### THE PROBLEM
Could you output each line of the data that follows exactly?

PROVIDED RECORDS below:

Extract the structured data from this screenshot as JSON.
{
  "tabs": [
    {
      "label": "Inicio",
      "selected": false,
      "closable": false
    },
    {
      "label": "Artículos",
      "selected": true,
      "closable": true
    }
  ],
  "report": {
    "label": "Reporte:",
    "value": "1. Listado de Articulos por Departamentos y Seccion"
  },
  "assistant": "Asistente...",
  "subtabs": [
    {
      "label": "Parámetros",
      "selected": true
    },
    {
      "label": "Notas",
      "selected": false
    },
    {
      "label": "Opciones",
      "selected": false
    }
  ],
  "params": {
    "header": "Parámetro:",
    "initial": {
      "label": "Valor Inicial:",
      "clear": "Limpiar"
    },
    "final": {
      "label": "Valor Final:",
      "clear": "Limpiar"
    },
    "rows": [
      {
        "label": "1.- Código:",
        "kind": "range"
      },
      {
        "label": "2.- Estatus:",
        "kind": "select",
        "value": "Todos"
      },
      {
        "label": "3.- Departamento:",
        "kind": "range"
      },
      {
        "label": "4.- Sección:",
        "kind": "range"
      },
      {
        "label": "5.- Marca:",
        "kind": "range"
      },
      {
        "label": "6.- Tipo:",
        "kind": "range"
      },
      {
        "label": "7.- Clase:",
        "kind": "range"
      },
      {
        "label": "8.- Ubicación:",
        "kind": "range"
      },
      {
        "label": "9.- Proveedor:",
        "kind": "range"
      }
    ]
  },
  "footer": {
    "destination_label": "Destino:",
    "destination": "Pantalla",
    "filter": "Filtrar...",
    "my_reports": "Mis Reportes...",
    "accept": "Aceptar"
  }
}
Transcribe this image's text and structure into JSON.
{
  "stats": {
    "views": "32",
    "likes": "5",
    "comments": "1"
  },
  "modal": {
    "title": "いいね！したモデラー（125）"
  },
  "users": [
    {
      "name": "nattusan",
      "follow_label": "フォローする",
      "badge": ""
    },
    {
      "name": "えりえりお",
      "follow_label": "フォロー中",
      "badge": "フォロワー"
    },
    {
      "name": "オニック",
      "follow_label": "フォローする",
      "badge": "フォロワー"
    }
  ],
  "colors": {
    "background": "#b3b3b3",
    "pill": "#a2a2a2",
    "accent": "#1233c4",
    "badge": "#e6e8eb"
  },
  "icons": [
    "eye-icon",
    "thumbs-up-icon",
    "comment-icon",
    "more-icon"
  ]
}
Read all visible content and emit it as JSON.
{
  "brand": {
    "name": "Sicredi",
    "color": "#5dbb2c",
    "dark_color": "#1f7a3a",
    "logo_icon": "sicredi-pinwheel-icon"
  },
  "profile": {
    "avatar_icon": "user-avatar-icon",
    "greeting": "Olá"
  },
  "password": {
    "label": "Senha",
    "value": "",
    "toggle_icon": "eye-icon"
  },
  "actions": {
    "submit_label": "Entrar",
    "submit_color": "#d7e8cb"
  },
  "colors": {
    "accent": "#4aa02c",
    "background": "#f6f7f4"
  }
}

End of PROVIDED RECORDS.

### RESULT OF THE TASK
Extract the structured data from this screenshot as JSON.
{
  "tabs": [
    {
      "label": "Inicio",
      "selected": false,
      "closable": false
    },
    {
      "label": "Artículos",
      "selected": true,
      "closable": true
    }
  ],
  "report": {
    "label": "Reporte:",
    "value": "1. Listado de Articulos por Departamentos y Seccion"
  },
  "assistant": "Asistente...",
  "subtabs": [
    {
      "label": "Parámetros",
      "selected": true
    },
    {
      "label": "Notas",
      "selected": false
    },
    {
      "label": "Opciones",
      "selected": false
    }
  ],
  "params": {
    "header": "Parámetro:",
    "initial": {
      "label": "Valor Inicial:",
      "clear": "Limpiar"
    },
    "final": {
      "label": "Valor Final:",
      "clear": "Limpiar"
    },
    "rows": [
      {
        "label": "1.- Código:",
        "kind": "range"
      },
      {
        "label": "2.- Estatus:",
        "kind": "select",
        "value": "Todos"
      },
      {
        "label": "3.- Departamento:",
        "kind": "range"
      },
      {
        "label": "4.- Sección:",
        "kind": "range"
      },
      {
        "label": "5.- Marca:",
        "kind": "range"
      },
      {
        "label": "6.- Tipo:",
        "kind": "range"
      },
      {
        "label": "7.- Clase:",
        "kind": "range"
      },
      {
        "label": "8.- Ubicación:",
        "kind": "range"
      },
      {
        "label": "9.- Proveedor:",
        "kind": "range"
      }
    ]
  },
  "footer": {
    "destination_label": "Destino:",
    "destination": "Pantalla",
    "filter": "Filtrar...",
    "my_reports": "Mis Reportes...",
    "accept": "Aceptar"
  }
}
Transcribe this image's text and structure into JSON.
{
  "stats": {
    "views": "32",
    "likes": "5",
    "comments": "1"
  },
  "modal": {
    "title": "いいね！したモデラー（125）"
  },
  "users": [
    {
      "name": "nattusan",
      "follow_label": "フォローする",
      "badge": ""
    },
    {
      "name": "えりえりお",
      "follow_label": "フォロー中",
      "badge": "フォロワー"
    },
    {
      "name": "オニック",
      "follow_label": "フォローする",
      "badge": "フォロワー"
    }
  ],
  "colors": {
    "background": "#b3b3b3",
    "pill": "#a2a2a2",
    "accent": "#1233c4",
    "badge": "#e6e8eb"
  },
  "icons": [
    "eye-icon",
    "thumbs-up-icon",
    "comment-icon",
    "more-icon"
  ]
}
Read all visible content and emit it as JSON.
{
  "brand": {
    "name": "Sicredi",
    "color": "#5dbb2c",
    "dark_color": "#1f7a3a",
    "logo_icon": "sicredi-pinwheel-icon"
  },
  "profile": {
    "avatar_icon": "user-avatar-icon",
    "greeting": "Olá"
  },
  "password": {
    "label": "Senha",
    "value": "",
    "toggle_icon": "eye-icon"
  },
  "actions": {
    "submit_label": "Entrar",
    "submit_color": "#d7e8cb"
  },
  "colors": {
    "accent": "#4aa02c",
    "background": "#f6f7f4"
  }
}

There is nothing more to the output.